Updated: Aug 27
Video from Dr. Michael S. Heiser
Top 10 Myths about Bible Study
How Bible Reading Differs from Bible Study
Every sincere Christian wants to have a more meaningful personal Bible study, to understand the Bible better. While learning the Bible is the joyful task of a lifetime, I'd like to offer several suggestions that can enrich your Bible studies.
Bible Reading vs. Bible Study
First, recognize that Bible reading and Bible study are both important, but different. In order to grow, you need to read the Bible every day as part of your time with God -- your devotions or quiet time. During this daily time with God I recommend prayer, wide Bible reading, praise, thanksgiving, confession, and meditation -- these are ways to reach out to God with your spirit. Bible reading is one way of letting God refresh your spirit and speak to your mind.
If you really want to learn the Bible, I recommend that you read broadly rather than narrowly. A one-verse devotional may be quick, but it won't really help you understand the Bible. I try each morning to read one chapter from the Old Testament, one chapter from Psalms or Proverbs, and one chapter from the New Testament. If I'm consistent, this will get me through the Old Testament once each year and the New Testament twice. That's an example of broad reading and takes five to 10 minutes a day -- 15 minutes if the day's chapters are long.
But Bible reading as part of your daily devotions should be separate from your times of Bible study.
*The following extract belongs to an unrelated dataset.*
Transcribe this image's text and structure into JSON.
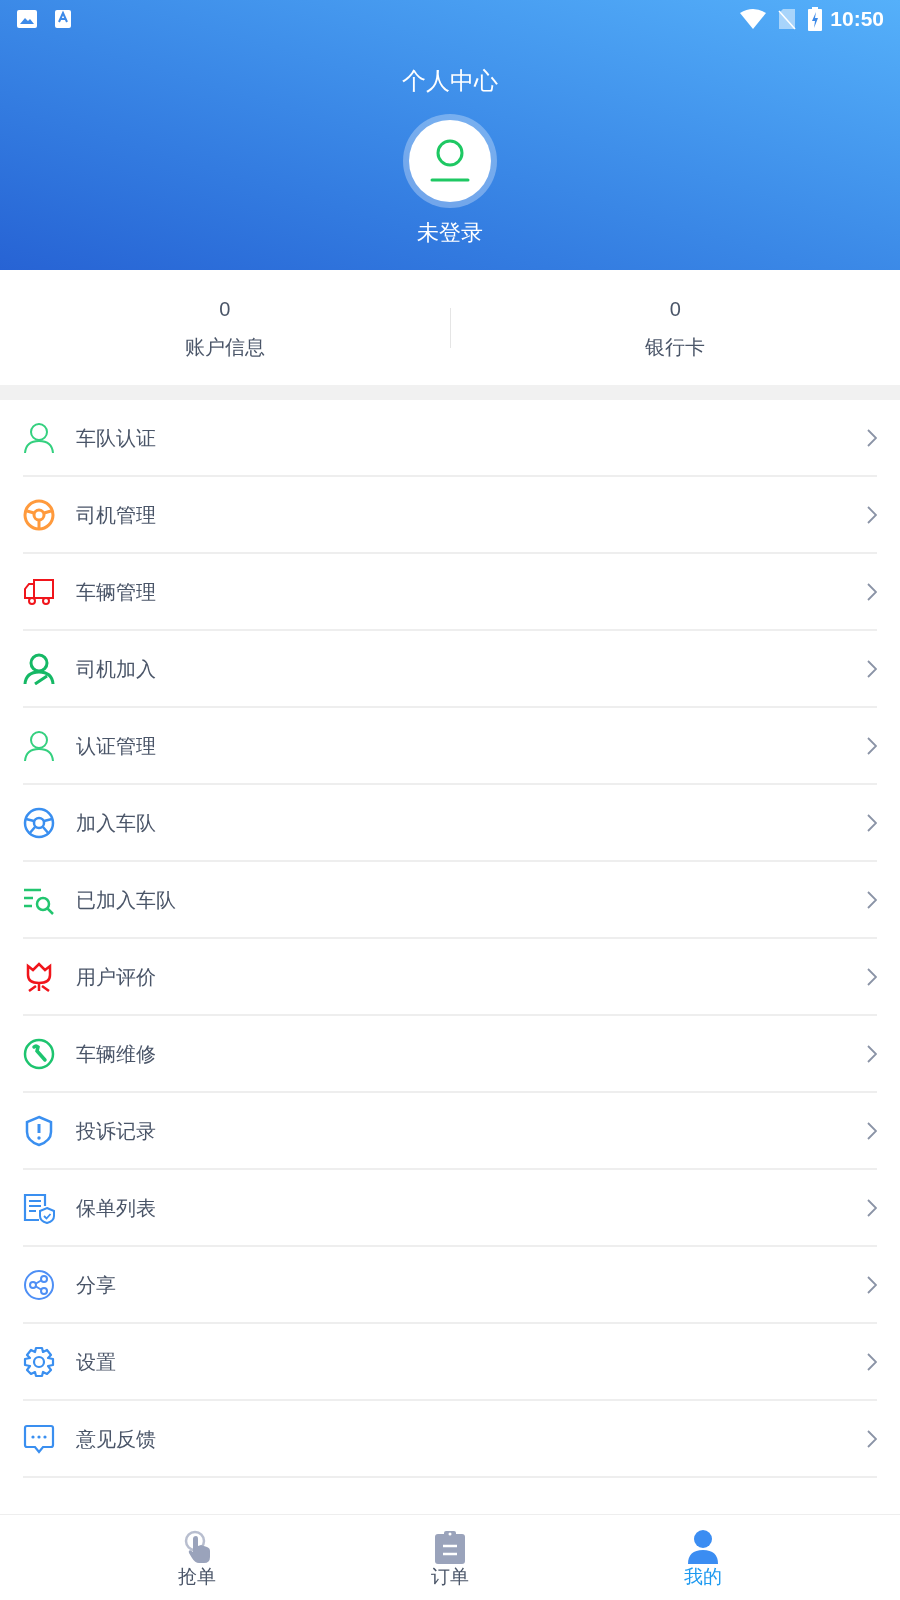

Let me explain.
Blocks of Time for In-Depth Bible Study
Bible study, as opposed to reading, concentrates on a single topic, Bible character, or book of the Bible for closer study.
For example, right now in the New Testament I'm reading the Epistle to the Hebrews. I'm realizing that though I've read it many times, I need to dig in and figure out what it's really saying. That's where Bible study comes in. Bible study takes a longer block of uninterrupted time. Perhaps you'll set aside 30 to 45 minutes on Tuesday and Thursday nights for in-depth Bible study, or an hour on Saturday mornings before the family is up -- or perhaps longer. Blocks of time are important to Bible study.
Don't Forget the Most Important Step
It's possible to be so engrossed in Bible study that you forget the most important purpose of Bible study. It's not Bible knowledge for its own sake nor being able to quote verses and recite orthodox doctrine. Ultimately, the purpose of Bible study is to learn exactly what the Bible teaches so that you can apply its teachings to your life.
Perhaps the simplest approach to Bible study is to use the three basic inductive Bible study questions to ask of a Bible passage:
What does it say?
What did it mean to those reading it in Bible times?
What does it mean to me as I seek to apply it to my life?
My prayer is that your Bible study results in a heart that is tender to listen to what the Spirit is saying to you through Scripture and a will that is determined to live out in your everyday life what you're learning.' from the article: How Bible Reading Differs from Bible Study